Science meets media design in an interdisciplinary project to strengthen the exchange about applications of artificial intelligence.
How can AI support the selection of suitable medication, make medical diagnoses more efficient or help in the analysis of MRI images? Technologies based on artificial intelligence are gaining more and more influence in various areas of medical research and practice – and are becoming increasingly relevant for our society.
To address this development, the RHET AI Center collaborated with partners from medicine and animation research to develop an interdisciplinary teaching cooperation aimed at stimulating dialogue and discussion: Science Animated – Explaining Uses of AI in Medicine. For one semester, ten students from the fields of medicine, biology, media studies and rhetoric worked together in interdisciplinary teams. Their common goal: strengthening their skills in visual science communication – and fostering the public discourse on AI applications with vivid videos. As a result, a total of four explainer videos on the topic of "AI in medicine" were created.
The explainer videos
During the development of the videos, accompanying workshops and peer feedback elements provided a structuring framework for the design process. However, the student teams were completely free in their specific focus, artistic design and choice of target group. While one team, for example, set itself the goal of appealing primarily to children ("A Voyage Through a Crowded Cell World"), other teams focused on broader target groups. All of this contributed to the diversity of the creative processes and results – and led to four unique videos:
Which Pill to Choose?
How Machine Learning Can Improve Medical Prescriptions
by Felix Freuer / Wiktoria Palka
How Does Distributed Analytics Work?
by Alexander Flisiak / Aina Segura
A Voyage Through a Crowded Cell World:
How Artifical Intelligence May Support Medical Diagnosis
by Neus Gil Noguera / Kim Benjamin Rösener / Min Zhou
Machine Learning in Radiology:
How Neural Networks Can Help in Analyzing Medical Images
by Dennis Brunnecker / Alexander Kempf
Strengthening the dialog on applications of artificial intelligence in medicine
The explanatory videos developed by the students are intended as an invitation to further exchange – and to promote dialog between science and society. The videos have already been presented in a variety of contexts and formats: In a first step, they were shown as part of the "Cyber and the City" exhibition at the Tübingen City Museum (February 2023 – January 2024). There, together with other exhibits, they pursued the goal of making applications of artificial intelligence tangible and creating a space for discussion. In a further step, the videos also found their way onto the big screen: the participating students and the course leader team presented the videos at an event at the Arsenal cinema in Tübingen in April 2023. In addition to the presentation of the explanatory videos, there were also insights into the creative processes behind the videos as well as a variety of opportunities to talk about the topic and join in the discussion.
Direct links to current research
In order to establish direct links to current research topics, four external experts researching AI applications in medicine presented key aspects of their work to the participating students at the start of the course.

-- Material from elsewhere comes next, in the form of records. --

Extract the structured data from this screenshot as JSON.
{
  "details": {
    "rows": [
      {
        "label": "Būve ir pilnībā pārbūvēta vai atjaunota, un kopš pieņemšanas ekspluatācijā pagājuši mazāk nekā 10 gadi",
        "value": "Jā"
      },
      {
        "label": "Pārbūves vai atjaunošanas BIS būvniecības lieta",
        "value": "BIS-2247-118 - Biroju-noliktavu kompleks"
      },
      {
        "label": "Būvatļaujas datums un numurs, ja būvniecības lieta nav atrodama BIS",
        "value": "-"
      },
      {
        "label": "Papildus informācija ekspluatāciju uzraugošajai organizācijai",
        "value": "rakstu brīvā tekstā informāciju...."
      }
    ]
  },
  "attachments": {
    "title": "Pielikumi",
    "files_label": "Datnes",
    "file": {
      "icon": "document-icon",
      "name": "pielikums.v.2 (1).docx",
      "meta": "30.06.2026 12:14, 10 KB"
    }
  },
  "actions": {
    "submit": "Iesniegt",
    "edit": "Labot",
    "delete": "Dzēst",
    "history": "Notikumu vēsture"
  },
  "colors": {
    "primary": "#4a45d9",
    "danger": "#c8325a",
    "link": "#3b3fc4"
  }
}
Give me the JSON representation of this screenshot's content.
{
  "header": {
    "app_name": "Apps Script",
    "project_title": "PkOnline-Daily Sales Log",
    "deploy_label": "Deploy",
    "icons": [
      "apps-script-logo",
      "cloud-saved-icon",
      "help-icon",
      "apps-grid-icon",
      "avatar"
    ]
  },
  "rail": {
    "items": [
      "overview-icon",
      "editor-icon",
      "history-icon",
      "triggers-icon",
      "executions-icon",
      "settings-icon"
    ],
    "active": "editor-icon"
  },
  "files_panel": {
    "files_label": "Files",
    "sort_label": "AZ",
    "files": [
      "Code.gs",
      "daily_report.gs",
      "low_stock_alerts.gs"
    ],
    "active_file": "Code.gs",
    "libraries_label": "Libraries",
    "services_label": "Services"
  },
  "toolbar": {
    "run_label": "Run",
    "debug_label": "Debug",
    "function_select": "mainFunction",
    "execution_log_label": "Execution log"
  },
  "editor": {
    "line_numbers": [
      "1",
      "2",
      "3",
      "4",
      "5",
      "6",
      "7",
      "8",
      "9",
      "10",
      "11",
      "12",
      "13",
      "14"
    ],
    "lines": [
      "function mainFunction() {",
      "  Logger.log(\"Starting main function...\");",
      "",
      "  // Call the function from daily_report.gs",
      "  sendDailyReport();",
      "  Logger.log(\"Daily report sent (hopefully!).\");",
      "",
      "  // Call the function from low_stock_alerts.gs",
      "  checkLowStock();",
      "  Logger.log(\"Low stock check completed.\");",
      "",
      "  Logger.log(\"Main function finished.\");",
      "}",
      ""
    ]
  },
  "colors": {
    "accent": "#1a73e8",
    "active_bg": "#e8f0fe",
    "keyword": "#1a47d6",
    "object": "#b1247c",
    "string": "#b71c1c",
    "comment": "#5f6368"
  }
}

These impulses formed the starting point from which the students developed their respective explanatory videos in interdisciplinary teams. The four experts were also available to advise the students – in addition to overall guidance given by the course leader team – on research related questions during the development of the videos:

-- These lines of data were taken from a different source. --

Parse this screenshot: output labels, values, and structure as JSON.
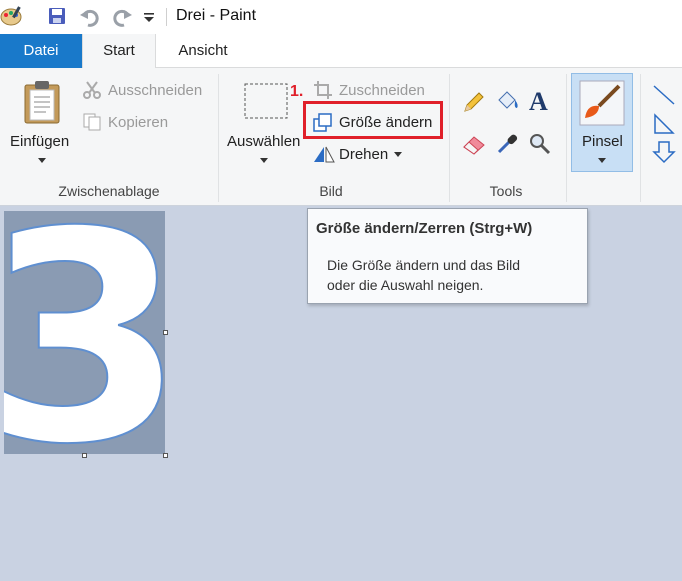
{
  "window": {
    "title": "Drei - Paint"
  },
  "quick_access": {
    "icons": [
      "paint-app-icon",
      "save-icon",
      "undo-icon",
      "redo-icon",
      "customize-qat-icon"
    ]
  },
  "tabs": [
    {
      "label": "Datei",
      "active": false
    },
    {
      "label": "Start",
      "active": true
    },
    {
      "label": "Ansicht",
      "active": false
    }
  ],
  "ribbon": {
    "clipboard": {
      "label": "Zwischenablage",
      "paste": "Einfügen",
      "cut": "Ausschneiden",
      "copy": "Kopieren"
    },
    "image": {
      "label": "Bild",
      "select": "Auswählen",
      "crop": "Zuschneiden",
      "resize": "Größe ändern",
      "rotate": "Drehen"
    },
    "tools": {
      "label": "Tools"
    },
    "brushes": {
      "label": "Pinsel"
    }
  },
  "annotation": {
    "step": "1."
  },
  "tooltip": {
    "title": "Größe ändern/Zerren (Strg+W)",
    "line1": "Die Größe ändern und das Bild",
    "line2": "oder die Auswahl neigen."
  },
  "canvas": {
    "glyph": "3"
  },
  "colors": {
    "accent": "#1979ca",
    "highlight": "#e0202a",
    "canvas": "#8a9bb3",
    "workspace": "#c9d2e2"
  }
}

- Dr. Stephanie Biergans
(University Hospital Tübingen):
Data Management & Distributed Analytics
- Prof. Dr. med. Sergios Gatidis

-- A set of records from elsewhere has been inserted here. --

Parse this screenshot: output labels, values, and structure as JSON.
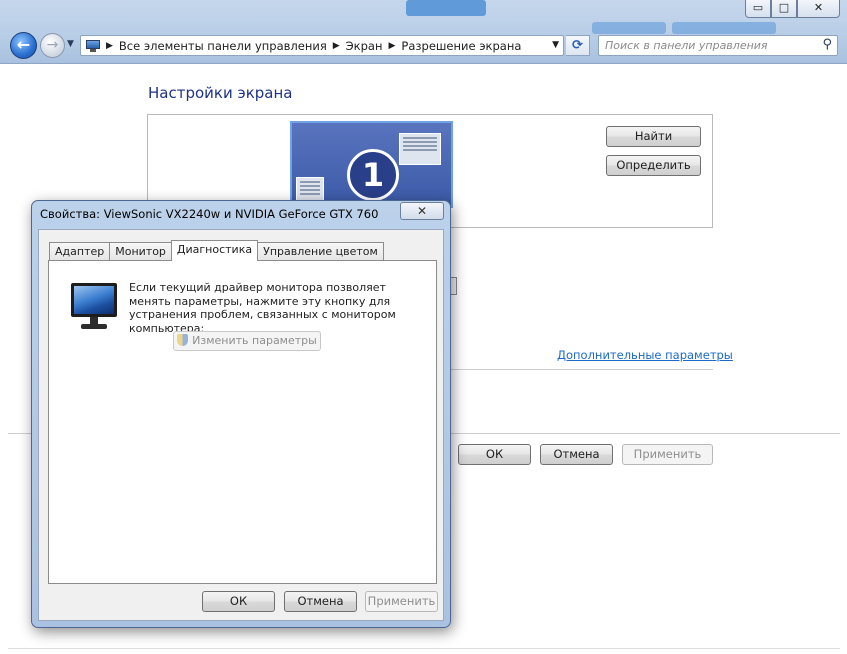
{
  "window": {
    "controls": {
      "minimize": "▭",
      "maximize": "□",
      "close": "✕"
    }
  },
  "nav": {
    "back": "←",
    "forward": "→"
  },
  "breadcrumbs": [
    "Все элементы панели управления",
    "Экран",
    "Разрешение экрана"
  ],
  "search": {
    "placeholder": "Поиск в панели управления"
  },
  "settings": {
    "title": "Настройки экрана",
    "monitor_number": "1",
    "find_button": "Найти",
    "identify_button": "Определить",
    "advanced_link": "Дополнительные параметры",
    "ok": "ОК",
    "cancel": "Отмена",
    "apply": "Применить"
  },
  "dialog": {
    "title": "Свойства: ViewSonic VX2240w и NVIDIA GeForce GTX 760",
    "close": "✕",
    "tabs": [
      {
        "label": "Адаптер",
        "active": false
      },
      {
        "label": "Монитор",
        "active": false
      },
      {
        "label": "Диагностика",
        "active": true
      },
      {
        "label": "Управление цветом",
        "active": false
      }
    ],
    "diagnostics_text": "Если текущий драйвер монитора позволяет менять параметры, нажмите эту кнопку для устранения проблем, связанных с монитором компьютера:",
    "change_params_button": "Изменить параметры",
    "ok": "ОК",
    "cancel": "Отмена",
    "apply": "Применить"
  }
}
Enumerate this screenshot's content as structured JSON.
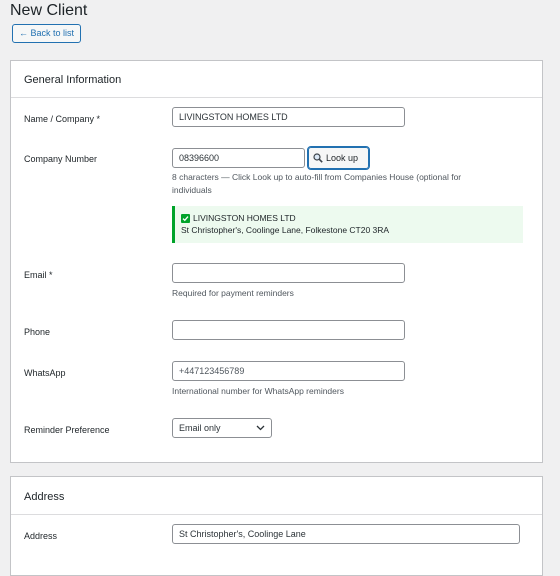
{
  "page": {
    "title": "New Client",
    "back_label": "← Back to list"
  },
  "general": {
    "title": "General Information",
    "name": {
      "label": "Name / Company *",
      "value": "LIVINGSTON HOMES LTD"
    },
    "company_number": {
      "label": "Company Number",
      "value": "08396600",
      "lookup_label": "Look up",
      "lookup_icon": "search-icon",
      "desc_line1": "8 characters — Click Look up to auto-fill from Companies House (optional for",
      "desc_line2": "individuals"
    },
    "lookup_result": {
      "name": "LIVINGSTON HOMES LTD",
      "address": "St Christopher's, Coolinge Lane, Folkestone CT20 3RA",
      "icon": "check-icon",
      "color": "#00a32a"
    },
    "email": {
      "label": "Email *",
      "value": "",
      "desc": "Required for payment reminders"
    },
    "phone": {
      "label": "Phone",
      "value": ""
    },
    "whatsapp": {
      "label": "WhatsApp",
      "placeholder": "+447123456789",
      "desc": "International number for WhatsApp reminders"
    },
    "reminder": {
      "label": "Reminder Preference",
      "value": "Email only"
    }
  },
  "address": {
    "title": "Address",
    "address": {
      "label": "Address",
      "value": "St Christopher's, Coolinge Lane"
    }
  },
  "colors": {
    "accent": "#2271b1",
    "success": "#00a32a",
    "background": "#f0f0f1"
  }
}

(Max Planck Institute for Intelligent Systems, Tübingen):
Deep Learning in Medical Imaging
- Dr. med. Alexander Tolios
(Medical University, Vienna)
AI Modelling in (Pre)Clinical Settings
- Prof. Dr. Manfred Claassen
(University Hospital Tübingen):
Machine Learning in Translational Single-Cell Biology
Background: a (teaching) cooperation between rhetoric and medicine
The practical course was part of the seminar series Visual Science Communication in Medicine offered since the summer semester 2021 by Michael Pelzer (Research Center for Science Communication) and PD Dr. Markus Löffler (University Hospital Tübingen). The interdisciplinary teaching and skills development concept developed as part of this seminar series formed the basic framework of the course.
With regard to the specific training of students in the field of creating explanatory videos, the course leader team was further supplemented and supported by Naima Alam (Institute of Media Studies), who contributed her extensive expertise in the field of animated film design. Alexandra Geßner (Machine Learning ⇌ Science Colaboratory) was also involved as an expert in the field of machine learning in the first half of the semester – and provided valuable insights and advice on the specialist background.